By Jesse Marx
By Chris Parker
By Jake Rossen
By Jesse Marx
By Michelle LeBow
By Alleen Brown
By Maggie LaMaack
By CP Staff
In the middle of the fourth quarter, as the Minnesota Vikings were applying the final artful touches to last Sunday's 50-10 embarrassment of the AFC Central Division champion Jacksonville Jaguars, the fans at the Metrodome broke out in an ecstatic chant. The simple, two-word mantra, emanating from the north end zone, rose from a murmur to a sonic boom in a matter of moments. "SOO-PER BOWL! SOO-PER BOWL! SOO-PER BOWL!" There was no cue from the Jumbotron, no prompting from the public-address announcer to "show your Purple Pride."
The outburst--tribal and lusty and, in the context of the typical arena-style electronic manipulations of fan celebration, rare in its unforced spontaneity--was born of a collective realization that the Vikings are, at long last, the Team to Beat. At 14-1, they need only score a paltry 12 points next Saturday to break the NFL's single-season scoring record. More important, they need only win three more games--two of which will be played at the Dome--to rid the franchise of that nagging "can't win the big one" legacy.
History was in the air all night. Before the game, Vikings of the past appeared on the field to pay tribute to Fred Zamberletti, the team's trainer for the past 38 years. Then the legends returned to their seats and suites, where they, along with the second-largest crowd ever to attend a Vikings home game, watched some history in the making.
The action on the field was punctuated by a torrent of announcements celebrating the establishment of new team and league records. Wide receiver Cris Carter snagged his 100th career touchdown reception, surpassing former Packer Don Hutson for second place on the all-time NFL TD-reception list. On a sweetly executed 43-yard flea flicker, rookie wide receiver Randy Moss racked up his 10th TD catch of 40 yards or more, tying a league mark that has stood unchallenged since Elroy "Crazy Legs" Hirsch posted it in 1951. Gary Anderson added to his record-setting streak of consecutive field goals (37 and counting). Cornerback Jimmy Hitchcock contributed to a fourth-quarter scoring spree (17 points in 48 seconds) with a 30-yard interception return for a TD, his third of the season: another franchise record.
The Vikes, who went undefeated at the Dome for the first time since 1989, locked up home-field advantage for as long as they remain in the playoffs. Quarterback Brad Johnson and running back Robert Smith both returned to the lineup on Sunday after missing time owing to injuries; both played well, a fact easily overlooked in a game that exhausted superlatives. (Speaking of overlooked facts: In the past four games, the Vikings have racked up 182 points--more than the Philadelphia Eagles have scored all season.)

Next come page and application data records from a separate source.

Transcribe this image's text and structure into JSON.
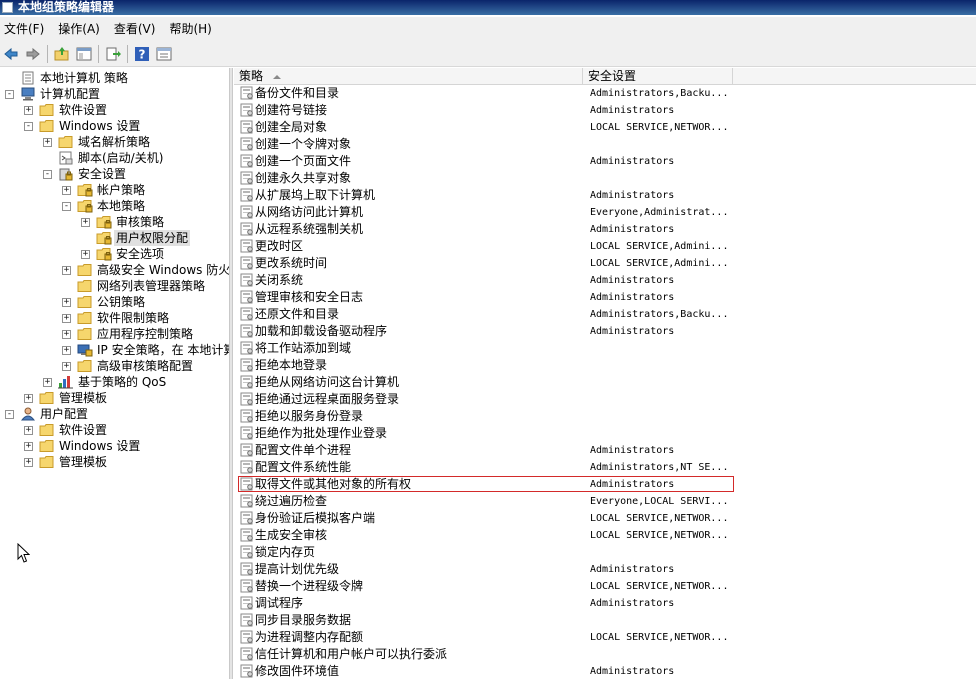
{
  "window": {
    "title": "本地组策略编辑器"
  },
  "menu": [
    "文件(F)",
    "操作(A)",
    "查看(V)",
    "帮助(H)"
  ],
  "toolbar": {
    "buttons": [
      "back-icon",
      "forward-icon",
      "up-folder-icon",
      "show-hide-tree-icon",
      "export-list-icon",
      "help-icon",
      "properties-view-icon"
    ]
  },
  "tree": [
    {
      "label": "本地计算机 策略",
      "depth": 0,
      "expander": "",
      "icon": "policy-doc-icon"
    },
    {
      "label": "计算机配置",
      "depth": 0,
      "expander": "-",
      "icon": "computer-icon"
    },
    {
      "label": "软件设置",
      "depth": 1,
      "expander": "+",
      "icon": "folder-icon"
    },
    {
      "label": "Windows 设置",
      "depth": 1,
      "expander": "-",
      "icon": "folder-icon"
    },
    {
      "label": "域名解析策略",
      "depth": 2,
      "expander": "+",
      "icon": "folder-icon"
    },
    {
      "label": "脚本(启动/关机)",
      "depth": 2,
      "expander": "",
      "icon": "script-icon"
    },
    {
      "label": "安全设置",
      "depth": 2,
      "expander": "-",
      "icon": "security-settings-icon"
    },
    {
      "label": "帐户策略",
      "depth": 3,
      "expander": "+",
      "icon": "secure-folder-icon"
    },
    {
      "label": "本地策略",
      "depth": 3,
      "expander": "-",
      "icon": "secure-folder-icon"
    },
    {
      "label": "审核策略",
      "depth": 4,
      "expander": "+",
      "icon": "secure-folder-icon"
    },
    {
      "label": "用户权限分配",
      "depth": 4,
      "expander": "",
      "icon": "secure-folder-icon",
      "selected": true
    },
    {
      "label": "安全选项",
      "depth": 4,
      "expander": "+",
      "icon": "secure-folder-icon"
    },
    {
      "label": "高级安全 Windows 防火墙",
      "depth": 3,
      "expander": "+",
      "icon": "folder-icon"
    },
    {
      "label": "网络列表管理器策略",
      "depth": 3,
      "expander": "",
      "icon": "folder-icon"
    },
    {
      "label": "公钥策略",
      "depth": 3,
      "expander": "+",
      "icon": "folder-icon"
    },
    {
      "label": "软件限制策略",
      "depth": 3,
      "expander": "+",
      "icon": "folder-icon"
    },
    {
      "label": "应用程序控制策略",
      "depth": 3,
      "expander": "+",
      "icon": "folder-icon"
    },
    {
      "label": "IP 安全策略，在 本地计算机",
      "depth": 3,
      "expander": "+",
      "icon": "ip-security-icon"
    },
    {
      "label": "高级审核策略配置",
      "depth": 3,
      "expander": "+",
      "icon": "folder-icon"
    },
    {
      "label": "基于策略的 QoS",
      "depth": 2,
      "expander": "+",
      "icon": "qos-chart-icon"
    },
    {
      "label": "管理模板",
      "depth": 1,
      "expander": "+",
      "icon": "folder-icon"
    },
    {
      "label": "用户配置",
      "depth": 0,
      "expander": "-",
      "icon": "user-icon"
    },
    {
      "label": "软件设置",
      "depth": 1,
      "expander": "+",
      "icon": "folder-icon"
    },
    {
      "label": "Windows 设置",
      "depth": 1,
      "expander": "+",
      "icon": "folder-icon"
    },
    {
      "label": "管理模板",
      "depth": 1,
      "expander": "+",
      "icon": "folder-icon"
    }
  ],
  "list": {
    "columns": [
      "策略",
      "安全设置"
    ],
    "rows": [
      {
        "policy": "备份文件和目录",
        "setting": "Administrators,Backu..."
      },
      {
        "policy": "创建符号链接",
        "setting": "Administrators"
      },
      {
        "policy": "创建全局对象",
        "setting": "LOCAL SERVICE,NETWOR..."
      },
      {
        "policy": "创建一个令牌对象",
        "setting": ""
      },
      {
        "policy": "创建一个页面文件",
        "setting": "Administrators"
      },
      {
        "policy": "创建永久共享对象",
        "setting": ""
      },
      {
        "policy": "从扩展坞上取下计算机",
        "setting": "Administrators"
      },
      {
        "policy": "从网络访问此计算机",
        "setting": "Everyone,Administrat..."
      },
      {
        "policy": "从远程系统强制关机",
        "setting": "Administrators"
      },
      {
        "policy": "更改时区",
        "setting": "LOCAL SERVICE,Admini..."
      },
      {
        "policy": "更改系统时间",
        "setting": "LOCAL SERVICE,Admini..."
      },
      {
        "policy": "关闭系统",
        "setting": "Administrators"
      },
      {
        "policy": "管理审核和安全日志",
        "setting": "Administrators"
      },
      {
        "policy": "还原文件和目录",
        "setting": "Administrators,Backu..."
      },
      {
        "policy": "加载和卸载设备驱动程序",
        "setting": "Administrators"
      },
      {
        "policy": "将工作站添加到域",
        "setting": ""
      },
      {
        "policy": "拒绝本地登录",
        "setting": ""
      },
      {
        "policy": "拒绝从网络访问这台计算机",
        "setting": ""
      },
      {
        "policy": "拒绝通过远程桌面服务登录",
        "setting": ""
      },
      {
        "policy": "拒绝以服务身份登录",
        "setting": ""
      },
      {
        "policy": "拒绝作为批处理作业登录",
        "setting": ""
      },
      {
        "policy": "配置文件单个进程",
        "setting": "Administrators"
      },
      {
        "policy": "配置文件系统性能",
        "setting": "Administrators,NT SE..."
      },
      {
        "policy": "取得文件或其他对象的所有权",
        "setting": "Administrators",
        "highlighted": true
      },
      {
        "policy": "绕过遍历检查",
        "setting": "Everyone,LOCAL SERVI..."
      },
      {
        "policy": "身份验证后模拟客户端",
        "setting": "LOCAL SERVICE,NETWOR..."
      },
      {
        "policy": "生成安全审核",
        "setting": "LOCAL SERVICE,NETWOR..."
      },
      {
        "policy": "锁定内存页",
        "setting": ""
      },
      {
        "policy": "提高计划优先级",
        "setting": "Administrators"
      },
      {
        "policy": "替换一个进程级令牌",
        "setting": "LOCAL SERVICE,NETWOR..."
      },
      {
        "policy": "调试程序",
        "setting": "Administrators"
      },
      {
        "policy": "同步目录服务数据",
        "setting": ""
      },
      {
        "policy": "为进程调整内存配额",
        "setting": "LOCAL SERVICE,NETWOR..."
      },
      {
        "policy": "信任计算机和用户帐户可以执行委派",
        "setting": ""
      },
      {
        "policy": "修改固件环境值",
        "setting": "Administrators"
      }
    ]
  },
  "colors": {
    "titlebar": "#0a246a",
    "highlight_border": "#d32a2a",
    "folder": "#f6d66d",
    "selection": "#e0e0e0"
  }
}
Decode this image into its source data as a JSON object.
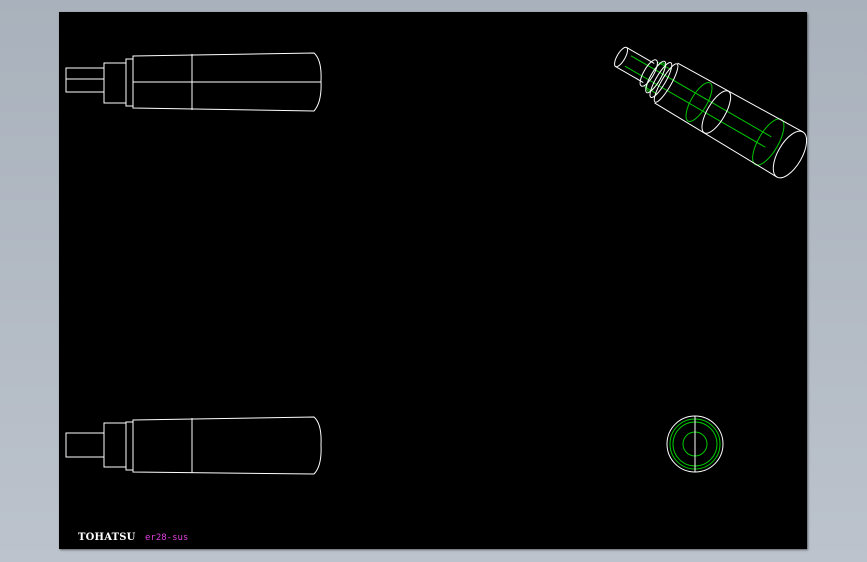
{
  "drawing": {
    "brand_text": "TOHATSU",
    "part_label": "er28-sus"
  },
  "colors": {
    "background": "#b0b8c2",
    "sheet": "#000000",
    "outline": "#ffffff",
    "hidden_edges": "#00c800",
    "label": "#e040e0"
  },
  "icons": {
    "front_view": "handle-front-view",
    "bottom_view": "handle-bottom-view",
    "iso_view": "handle-isometric-view",
    "end_view": "handle-end-view"
  }
}
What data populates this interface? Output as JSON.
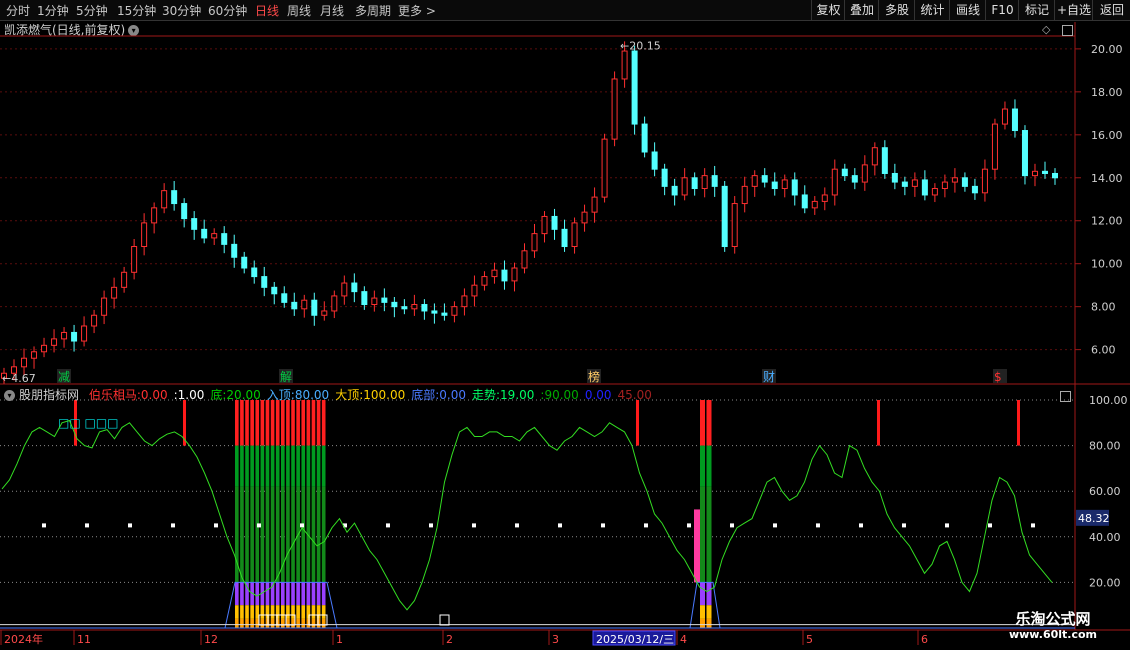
{
  "toolbar": {
    "periods": [
      "分时",
      "1分钟",
      "5分钟",
      "15分钟",
      "30分钟",
      "60分钟",
      "日线",
      "周线",
      "月线",
      "多周期",
      "更多 >"
    ],
    "active_period": "日线",
    "right_buttons": [
      "复权",
      "叠加",
      "多股",
      "统计",
      "画线",
      "F10",
      "标记",
      "+自选",
      "返回"
    ]
  },
  "chart_title": "凯添燃气(日线,前复权)",
  "price_axis": [
    "20.00",
    "18.00",
    "16.00",
    "14.00",
    "12.00",
    "10.00",
    "8.00",
    "6.00"
  ],
  "price_annotations": {
    "high": "20.15",
    "low": "4.67"
  },
  "event_markers": [
    {
      "text": "减",
      "color": "#00cc44"
    },
    {
      "text": "解",
      "color": "#00cc44"
    },
    {
      "text": "榜",
      "color": "#ffcc66"
    },
    {
      "text": "财",
      "color": "#4aaeff"
    },
    {
      "text": "$",
      "color": "#ff3030"
    }
  ],
  "indicator": {
    "name": "股朋指标网",
    "params": [
      {
        "label": "伯乐相马:",
        "value": "0.00",
        "color": "#ff3030"
      },
      {
        "label": ":",
        "value": "1.00",
        "color": "#ffffff"
      },
      {
        "label": "底:",
        "value": "20.00",
        "color": "#00cc00"
      },
      {
        "label": "入顶:",
        "value": "80.00",
        "color": "#4aaeff"
      },
      {
        "label": "大顶:",
        "value": "100.00",
        "color": "#ffd000"
      },
      {
        "label": "底部:",
        "value": "0.00",
        "color": "#4a7aff"
      },
      {
        "label": "走势:",
        "value": "19.00",
        "color": "#00ff66"
      },
      {
        "label": ":",
        "value": "90.00",
        "color": "#00aa00"
      },
      {
        "label": "",
        "value": "0.00",
        "color": "#2020ff"
      },
      {
        "label": "",
        "value": "45.00",
        "color": "#a02020"
      }
    ],
    "axis": [
      "100.00",
      "80.00",
      "60.00",
      "40.00",
      "20.00"
    ],
    "current_value": "48.32",
    "box_label": "□□ □□□"
  },
  "time_axis": {
    "labels": [
      "2024年",
      "11",
      "12",
      "1",
      "2",
      "3",
      "4",
      "5",
      "6"
    ],
    "cursor_date": "2025/03/12/三"
  },
  "watermark": {
    "site": "乐淘公式网",
    "url": "www.60lt.com"
  },
  "colors": {
    "up": "#ff3030",
    "down": "#54ffff",
    "line": "#33dd22",
    "grid": "#7a1010"
  },
  "chart_data": {
    "type": "candlestick",
    "y_label_range": [
      4.67,
      20.15
    ],
    "ylim": [
      4.4,
      20.6
    ],
    "indicator_ylim": [
      0,
      100
    ],
    "indicator_series": [
      {
        "values": [
          61,
          65,
          72,
          80,
          86,
          88,
          86,
          84,
          90,
          91,
          83,
          80,
          79,
          86,
          87,
          83,
          88,
          90,
          86,
          82,
          80,
          83,
          85,
          86,
          84,
          80,
          75,
          68,
          60,
          50,
          40,
          32,
          22,
          16,
          14,
          16,
          18,
          24,
          32,
          38,
          44,
          40,
          36,
          38,
          44,
          48,
          42,
          46,
          40,
          34,
          30,
          24,
          18,
          12,
          8,
          12,
          20,
          30,
          44,
          64,
          76,
          86,
          88,
          84,
          84,
          86,
          86,
          84,
          84,
          82,
          86,
          88,
          84,
          80,
          78,
          82,
          84,
          88,
          86,
          84,
          86,
          90,
          88,
          86,
          80,
          68,
          60,
          50,
          46,
          40,
          34,
          30,
          24,
          18,
          16,
          18,
          30,
          38,
          44,
          46,
          48,
          56,
          64,
          66,
          60,
          56,
          58,
          64,
          74,
          80,
          76,
          68,
          66,
          80,
          78,
          70,
          64,
          60,
          50,
          44,
          40,
          36,
          30,
          24,
          28,
          36,
          38,
          30,
          20,
          16,
          24,
          40,
          56,
          66,
          64,
          58,
          42,
          32,
          28,
          24,
          20
        ]
      }
    ]
  }
}
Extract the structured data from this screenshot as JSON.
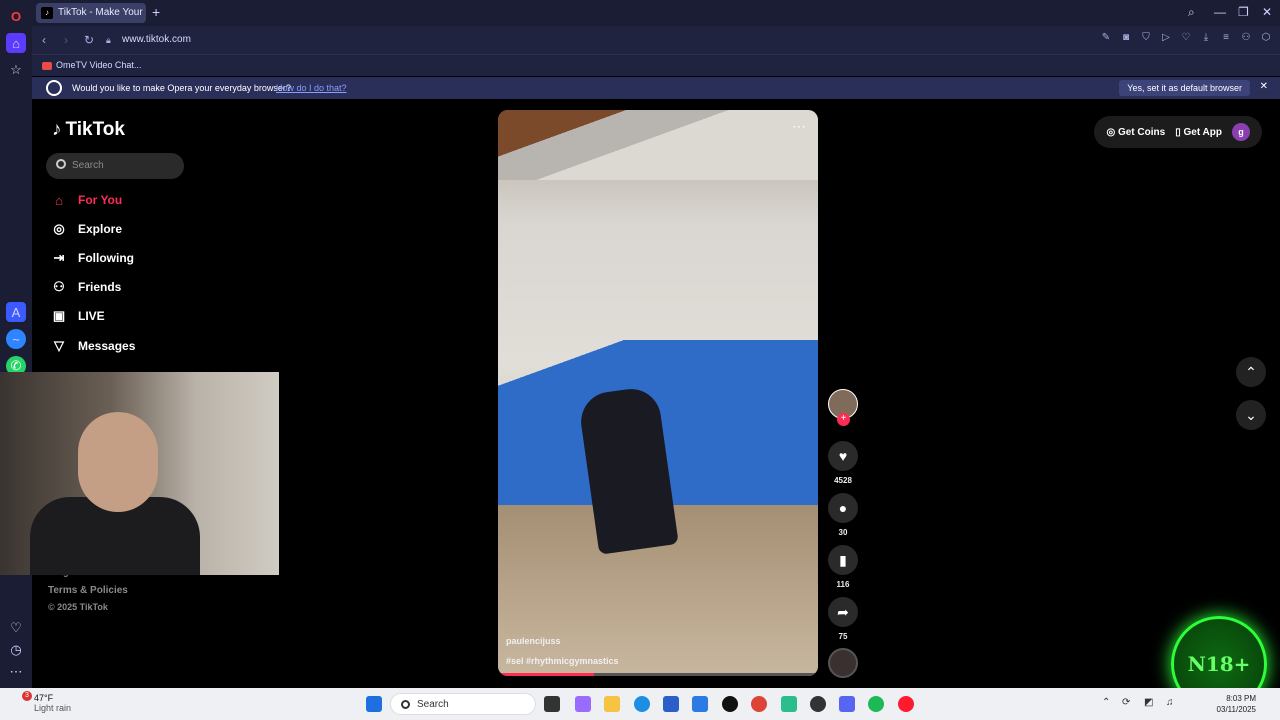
{
  "browser": {
    "tab_title": "TikTok - Make Your D",
    "url": "www.tiktok.com",
    "bookmark": "OmeTV Video Chat...",
    "notice_message": "Would you like to make Opera your everyday browser?",
    "notice_link": "How do I do that?",
    "notice_accept": "Yes, set it as default browser"
  },
  "tiktok": {
    "logo_text": "TikTok",
    "search_placeholder": "Search",
    "menu": [
      {
        "label": "For You",
        "icon": "home-icon"
      },
      {
        "label": "Explore",
        "icon": "compass-icon"
      },
      {
        "label": "Following",
        "icon": "following-icon"
      },
      {
        "label": "Friends",
        "icon": "friends-icon"
      },
      {
        "label": "LIVE",
        "icon": "live-icon"
      },
      {
        "label": "Messages",
        "icon": "messages-icon"
      }
    ],
    "footer": {
      "program": "Program",
      "terms": "Terms & Policies",
      "copyright": "© 2025 TikTok"
    },
    "top_right": {
      "coins": "Get Coins",
      "app": "Get App",
      "avatar_letter": "g"
    },
    "video": {
      "author": "paulencijuss",
      "tags": "#sel #rhythmicgymnastics",
      "likes": "4528",
      "comments": "30",
      "saves": "116",
      "shares": "75",
      "progress": 0.3
    }
  },
  "overlay": {
    "badge": "N18+"
  },
  "taskbar": {
    "temperature": "47°F",
    "weather": "Light rain",
    "weather_badge": "3",
    "search": "Search",
    "time": "8:03 PM",
    "date": "03/11/2025"
  },
  "colors": {
    "tiktok_accent": "#fe2c55",
    "opera_bg": "#1a1d33",
    "n18_green": "#2cff3a"
  }
}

In the weekend's other NFC action, rival playoff contenders revealed encouraging signs of vulnerability. The 49ers, who possess the only offense capable of keeping pace with the Viking scoring machine, went flat, losing to a banged-up New England Patriots team that was without quarterback Drew Bledsoe. The Cowboys also stumbled, managing just 13 points in a slim victory over the lackluster Eagles. The Falcons, at 13-2 the most evident obstacle between the Vikings and a trip to Miami, struggled to squeak out a 24-17 victory over the lowly Lions. Less likely potential playoff foes (the Packers and the Cardinals, or perhaps the Giants or the Buccaneers) are just that: less likely to mount a challenge against the Vikings at home, where the defense has surrendered an average of just 10 points per game.
The Jaguars, meanwhile, suffered the sort of defeat from which teams seldom rebound. Yes, they were playing with a third-string rookie quarterback. But that doesn't explain 50-10. Not in December. As the Jacksonville players glumly showered and dressed after the game, few had much to say beyond the usual platitudes (the Vikes are a great big-play team, a well-oiled machine; the Jags need to "regroup and focus on the playoffs"). Cornerback Deon Figures did find the words to put the loss into perspective. "I don't want to feel like this ever again," he said.
In that case, he'd better hope the Jaguars don't make it to the Super Bowl.